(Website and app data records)
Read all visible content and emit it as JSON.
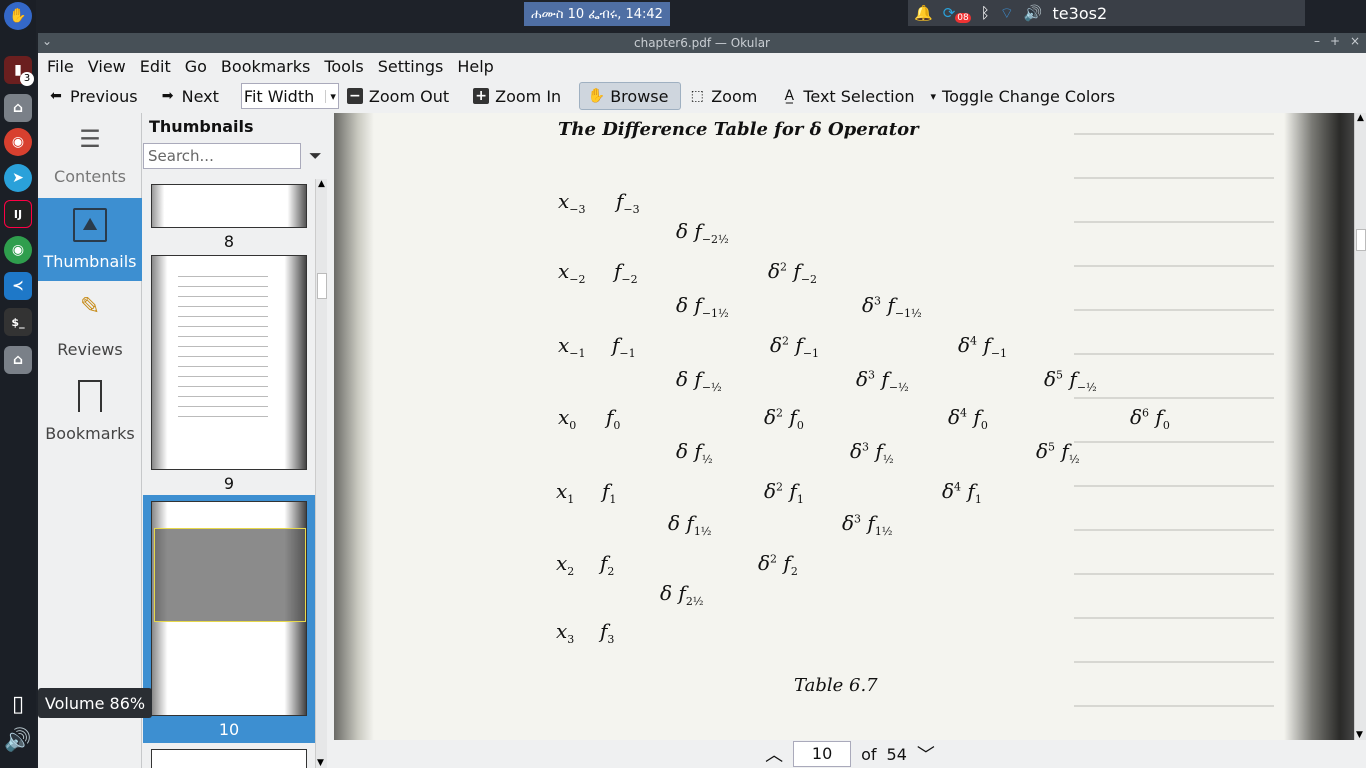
{
  "topbar": {
    "clock": "ሐሙስ 10 ፌብሩ, 14:42",
    "battery_badge": "08",
    "user": "te3os2"
  },
  "taskbar": {
    "badge": "3",
    "volume_osd": "Volume 86%"
  },
  "window": {
    "title": "chapter6.pdf — Okular"
  },
  "menu": [
    "File",
    "View",
    "Edit",
    "Go",
    "Bookmarks",
    "Tools",
    "Settings",
    "Help"
  ],
  "toolbar": {
    "previous": "Previous",
    "next": "Next",
    "zoom_mode": "Fit Width",
    "zoom_out": "Zoom Out",
    "zoom_in": "Zoom In",
    "browse": "Browse",
    "zoom": "Zoom",
    "text_selection": "Text Selection",
    "toggle_colors": "Toggle Change Colors"
  },
  "sidebar": {
    "contents": "Contents",
    "thumbnails": "Thumbnails",
    "reviews": "Reviews",
    "bookmarks": "Bookmarks"
  },
  "thumbnails": {
    "title": "Thumbnails",
    "search_placeholder": "Search...",
    "pages": [
      "8",
      "9",
      "10"
    ],
    "selected": "10"
  },
  "document": {
    "heading": "The Difference Table for δ Operator",
    "caption": "Table 6.7",
    "rows": {
      "x": [
        "x",
        "x",
        "x",
        "x",
        "x",
        "x",
        "x"
      ],
      "x_sub": [
        "−3",
        "−2",
        "−1",
        "0",
        "1",
        "2",
        "3"
      ],
      "f": [
        "f",
        "f",
        "f",
        "f",
        "f",
        "f",
        "f"
      ],
      "f_sub": [
        "−3",
        "−2",
        "−1",
        "0",
        "1",
        "2",
        "3"
      ]
    }
  },
  "pagenav": {
    "current": "10",
    "of": "of",
    "total": "54"
  }
}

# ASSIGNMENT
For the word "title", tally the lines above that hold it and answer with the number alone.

# RESPONSE TO THE TASK
2